Foreign news services are being more forthcoming about what the “next 12 months” will entail – essentially, the defence ministers will be under US pressure to increase their “training” role preparatory to an assault on the city of Mosul in northern Iraq. More>>

ALSO:

Parliament Restarts: Prime Minister’s Statement

Our policy agenda and legislative programme will reflect the Government’s four priorities: • to responsibly manage the Government’s finances • to build a more competitive and productive economy • to deliver better public services to New Zealanders, an • to support the rebuilding of Christchurch. More>>

ALSO:

NZEI Survey Report: Special Needs Students Missing Out

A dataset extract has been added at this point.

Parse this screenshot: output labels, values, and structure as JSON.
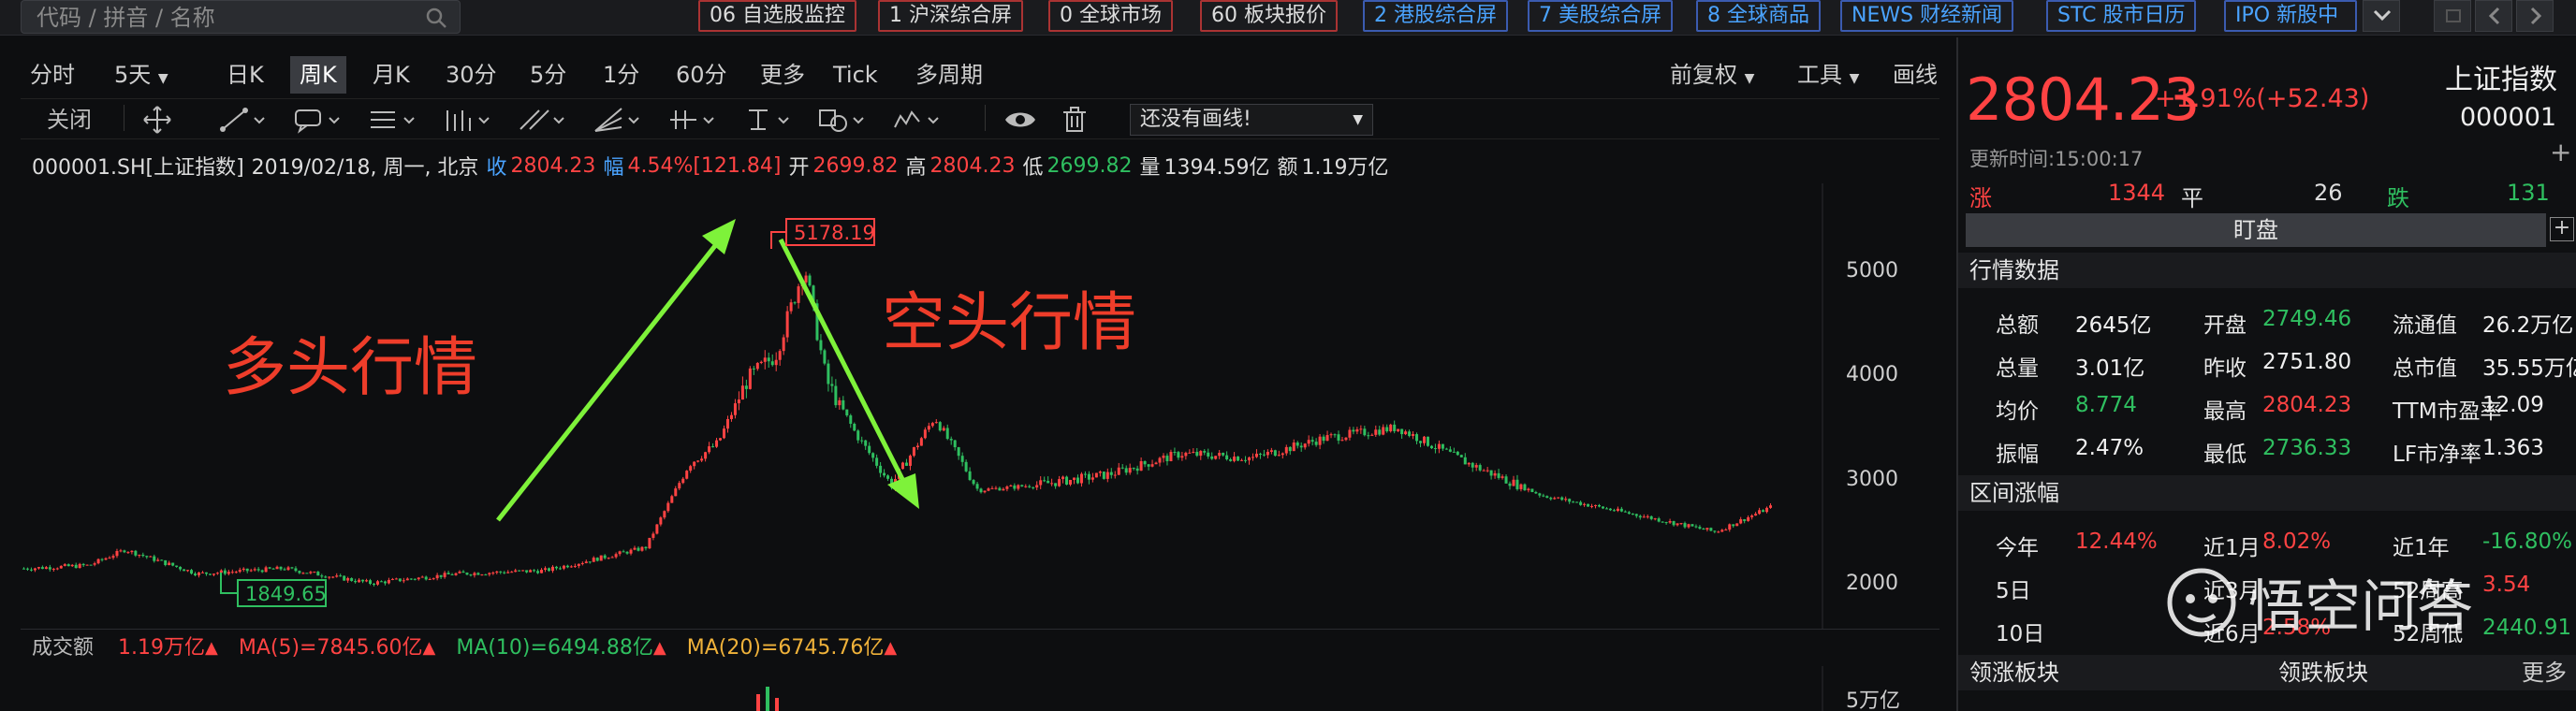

The survey revealed that around 16 percent of students were on schools’ special needs registers, but nearly 90 percent of schools’ special needs coordinators did not believe there was adequate support for students and their learning... More>>

ALSO:

Interim Report: Waitangi Tribunal On Ture Whenua Legislation

Labour on Proposed changes to Maori land rules: “To have Treaty Negotiations Minister Chris Finlayson dismiss findings as ‘bizarre’ is totally disingenuous and disrespectful. What’s bizarre is Maori Development Minister Te Ururoa Flavell stubbornly pushing through this Bill before the Waitangi Tribunal has even completed its report..." More>>

ALSO:

Spy Update: Appointment Of GCSB Acting Director

GCSB Chief Legal Advisor Lisa Fong will become the Acting Director of the Government Communications Security Bureau (GCSB) from 15 February 2016, Minister Responsible for the GCSB Christopher Finlayson announced today. More>>

Get More From Scoop

 

LATEST HEADLINES

 
 
 
 
 
 
 
 
 
Politics
Search Scoop  
 
 
Powered by Vodafone
NZ independent news